Unlike a lot of people who start writing about boxing, I was not a boxing trivia nerd having impure thoughts over crusty, old Ring Magazines and black and white newsreels of Jack Dempsey.
I was a kid, working in the gyms. My appreciation for the sport came from watching the guys come in, day after day, and bust their asses to learn the art of prizefighting.
There’s nothing glamorous about the blood, sweat, and tears needed to become a real fighter. It’s all very blue collar shit. If you’ve never punched a time card or suffered through the haunting emptiness of want, you can never really understand boxing. It’s all just punching and testosterone to you.
Back in the day, I read all the boxing stuff, saw it all, but none of it really mattered to me. A bunch of pudgy, middle-aged men waxing poetic over the life and death exploits of real men is about as interesting and as relevant as a year-old newspaper restaurant review.
So, I never grew up with this admiration (or even recognition) of specific boxing writers. To this day, I tend to skip over the self-important, big shot wordsmiths as well as the wannabe big shot wordsmiths. Frankly, I’ve yet to come across one of these characters who was an interesting enough human being to warrant such self-importance. I also disregard the glad-handing glory whores and those who feel the pathological need to be part of every story. Ideally, I go for straight news reports, although that is by no means a guarantee of getting actual truth, either.
The en masse worthlessness of the boxing print media has become even clearer to me while learning the ropes in the business and realizing who really calls the shots in the industry.
Thirty, forty years ago, the media was in the back pockets of the promoters, managers, publicists, and assorted power brokers. Today, even as the internet provides us with unlimited chances at independence and autonomy, this is still very much the case.
Worst of all, the frat boy/secret society mentality is alive and well among boxing scribes. The overwhelming need to be part of something, to be somebody, to get the virtual high-five from like-minded people– it drives, informs the news making, news gathering process. It’s not enough to tell the story, but you have to be part of it. And not in an interesting, Gonzo-style manner, either. It’s all preening and ego gratification. Grown men jockeying for position next to sweaty hunk-men. Pressed black slacks and tight-fitting t-shirt, playing God with the fates of real men. Truly vomitus.
There are few dissenting voices among the boxing media. Other than some very superficial differences here and there, the words are all similar, the ideas are interchangeable. Those who pushed so hard to be heard, don’t really care about what they say. They just want to be there. They want to be somebody. They need a hug.
Of course, this is not to say that everything is compromised or that there aren’t some writers out there doing the right thing and doing it well. The point is that there are just too few original voices out there and far too little critical thought. And what little quality that does see the light of day is usually buried deep under the pandering nonsense coming straight from the hollow heads of a legion of snarky, self-important yes-men with laminated press passes.

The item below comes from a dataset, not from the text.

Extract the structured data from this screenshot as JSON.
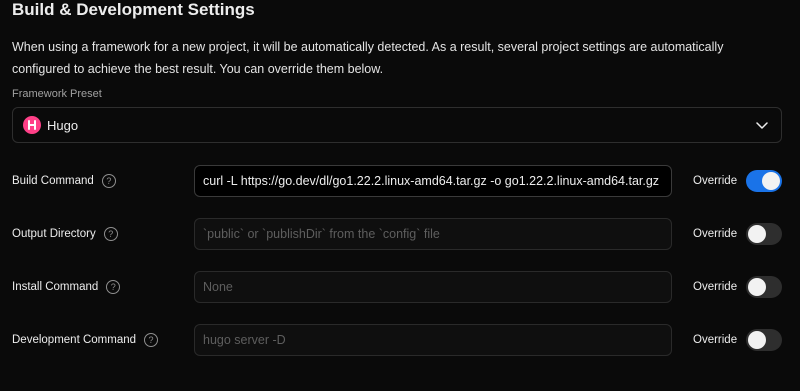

As for me, I don’t give a flying fuck about any of my peers or what they think of me. Never did. I write for the fans and for those who share my respect for the sport of boxing. I do have friends who are also writers, but we’re friends because of a shared mindset and philosophy. I’ll never be the guy hanging out at the bar, playing footsy with other writers, hoping for some female fan to recognize me as some sort of quasi-semi-big shot. I’m not the star. The fighters are the stars. The boxing writers I respect understand that.
So, what’s the point of this long-winded New Year’s Rant?
Expect more of the same from The Boxing Tribune in 2013. Expect angry voices when necessary. Expect a few bombs thrown here and there. Expect us to cross the line every so often. Most of all, though, expect honesty. At the end of the day, that’s all I can really promise.
You can email Paul at firstname.lastname@example.org and congratulate him as he commemorates his 13th year tucked away in the hills of Central Mexico. Paul is a full member of the Burger King Kids’ Club, a born iconoclast, and an ordained minister in the Universal Life Church.